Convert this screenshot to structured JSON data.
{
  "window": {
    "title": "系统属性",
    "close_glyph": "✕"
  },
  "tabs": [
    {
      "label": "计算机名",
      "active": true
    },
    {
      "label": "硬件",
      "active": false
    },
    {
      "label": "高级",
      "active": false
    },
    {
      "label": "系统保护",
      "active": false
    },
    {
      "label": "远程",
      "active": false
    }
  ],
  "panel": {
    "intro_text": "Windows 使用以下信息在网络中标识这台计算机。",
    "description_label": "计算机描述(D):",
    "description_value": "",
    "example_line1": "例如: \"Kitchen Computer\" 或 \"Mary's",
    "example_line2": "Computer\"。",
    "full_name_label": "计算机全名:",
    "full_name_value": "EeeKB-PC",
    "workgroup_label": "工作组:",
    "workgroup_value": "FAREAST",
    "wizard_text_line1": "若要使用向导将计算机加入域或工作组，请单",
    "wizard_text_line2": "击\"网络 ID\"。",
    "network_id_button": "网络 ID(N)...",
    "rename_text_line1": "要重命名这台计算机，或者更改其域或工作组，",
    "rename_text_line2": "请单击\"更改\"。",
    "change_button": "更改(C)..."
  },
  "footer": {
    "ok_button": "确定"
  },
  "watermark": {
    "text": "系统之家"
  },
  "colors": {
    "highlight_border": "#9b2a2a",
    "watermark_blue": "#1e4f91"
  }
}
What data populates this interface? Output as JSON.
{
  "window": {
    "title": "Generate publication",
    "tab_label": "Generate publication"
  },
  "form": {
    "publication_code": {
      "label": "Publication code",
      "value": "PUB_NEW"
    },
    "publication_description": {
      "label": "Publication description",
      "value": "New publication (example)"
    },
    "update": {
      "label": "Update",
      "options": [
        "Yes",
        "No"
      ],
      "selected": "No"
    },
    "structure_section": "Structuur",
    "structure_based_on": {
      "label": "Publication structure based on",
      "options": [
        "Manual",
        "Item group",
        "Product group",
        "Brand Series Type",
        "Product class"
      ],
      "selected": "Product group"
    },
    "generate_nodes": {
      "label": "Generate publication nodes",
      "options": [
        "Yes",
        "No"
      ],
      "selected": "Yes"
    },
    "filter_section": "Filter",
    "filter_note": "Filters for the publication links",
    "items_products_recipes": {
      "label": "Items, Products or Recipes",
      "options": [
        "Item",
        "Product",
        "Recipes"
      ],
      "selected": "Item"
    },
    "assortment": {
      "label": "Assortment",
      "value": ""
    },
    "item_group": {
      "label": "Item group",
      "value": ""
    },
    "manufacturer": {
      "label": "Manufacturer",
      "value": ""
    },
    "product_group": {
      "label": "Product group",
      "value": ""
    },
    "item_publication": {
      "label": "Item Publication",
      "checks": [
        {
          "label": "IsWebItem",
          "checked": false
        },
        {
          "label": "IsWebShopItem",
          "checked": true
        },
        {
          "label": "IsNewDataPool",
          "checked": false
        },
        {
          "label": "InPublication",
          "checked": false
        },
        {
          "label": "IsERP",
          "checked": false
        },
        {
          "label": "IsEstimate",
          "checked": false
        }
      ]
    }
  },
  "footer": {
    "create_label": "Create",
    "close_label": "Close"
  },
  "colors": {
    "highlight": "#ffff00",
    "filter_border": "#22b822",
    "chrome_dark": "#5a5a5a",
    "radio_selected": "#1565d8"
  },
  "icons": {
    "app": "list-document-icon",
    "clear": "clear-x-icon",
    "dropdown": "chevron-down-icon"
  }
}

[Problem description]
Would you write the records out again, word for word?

[Result below]
Convert this screenshot to structured JSON data.
{
  "window": {
    "title": "系统属性",
    "close_glyph": "✕"
  },
  "tabs": [
    {
      "label": "计算机名",
      "active": true
    },
    {
      "label": "硬件",
      "active": false
    },
    {
      "label": "高级",
      "active": false
    },
    {
      "label": "系统保护",
      "active": false
    },
    {
      "label": "远程",
      "active": false
    }
  ],
  "panel": {
    "intro_text": "Windows 使用以下信息在网络中标识这台计算机。",
    "description_label": "计算机描述(D):",
    "description_value": "",
    "example_line1": "例如: \"Kitchen Computer\" 或 \"Mary's",
    "example_line2": "Computer\"。",
    "full_name_label": "计算机全名:",
    "full_name_value": "EeeKB-PC",
    "workgroup_label": "工作组:",
    "workgroup_value": "FAREAST",
    "wizard_text_line1": "若要使用向导将计算机加入域或工作组，请单",
    "wizard_text_line2": "击\"网络 ID\"。",
    "network_id_button": "网络 ID(N)...",
    "rename_text_line1": "要重命名这台计算机，或者更改其域或工作组，",
    "rename_text_line2": "请单击\"更改\"。",
    "change_button": "更改(C)..."
  },
  "footer": {
    "ok_button": "确定"
  },
  "watermark": {
    "text": "系统之家"
  },
  "colors": {
    "highlight_border": "#9b2a2a",
    "watermark_blue": "#1e4f91"
  }
}
What data populates this interface? Output as JSON.
{
  "window": {
    "title": "Generate publication",
    "tab_label": "Generate publication"
  },
  "form": {
    "publication_code": {
      "label": "Publication code",
      "value": "PUB_NEW"
    },
    "publication_description": {
      "label": "Publication description",
      "value": "New publication (example)"
    },
    "update": {
      "label": "Update",
      "options": [
        "Yes",
        "No"
      ],
      "selected": "No"
    },
    "structure_section": "Structuur",
    "structure_based_on": {
      "label": "Publication structure based on",
      "options": [
        "Manual",
        "Item group",
        "Product group",
        "Brand Series Type",
        "Product class"
      ],
      "selected": "Product group"
    },
    "generate_nodes": {
      "label": "Generate publication nodes",
      "options": [
        "Yes",
        "No"
      ],
      "selected": "Yes"
    },
    "filter_section": "Filter",
    "filter_note": "Filters for the publication links",
    "items_products_recipes": {
      "label": "Items, Products or Recipes",
      "options": [
        "Item",
        "Product",
        "Recipes"
      ],
      "selected": "Item"
    },
    "assortment": {
      "label": "Assortment",
      "value": ""
    },
    "item_group": {
      "label": "Item group",
      "value": ""
    },
    "manufacturer": {
      "label": "Manufacturer",
      "value": ""
    },
    "product_group": {
      "label": "Product group",
      "value": ""
    },
    "item_publication": {
      "label": "Item Publication",
      "checks": [
        {
          "label": "IsWebItem",
          "checked": false
        },
        {
          "label": "IsWebShopItem",
          "checked": true
        },
        {
          "label": "IsNewDataPool",
          "checked": false
        },
        {
          "label": "InPublication",
          "checked": false
        },
        {
          "label": "IsERP",
          "checked": false
        },
        {
          "label": "IsEstimate",
          "checked": false
        }
      ]
    }
  },
  "footer": {
    "create_label": "Create",
    "close_label": "Close"
  },
  "colors": {
    "highlight": "#ffff00",
    "filter_border": "#22b822",
    "chrome_dark": "#5a5a5a",
    "radio_selected": "#1565d8"
  },
  "icons": {
    "app": "list-document-icon",
    "clear": "clear-x-icon",
    "dropdown": "chevron-down-icon"
  }
}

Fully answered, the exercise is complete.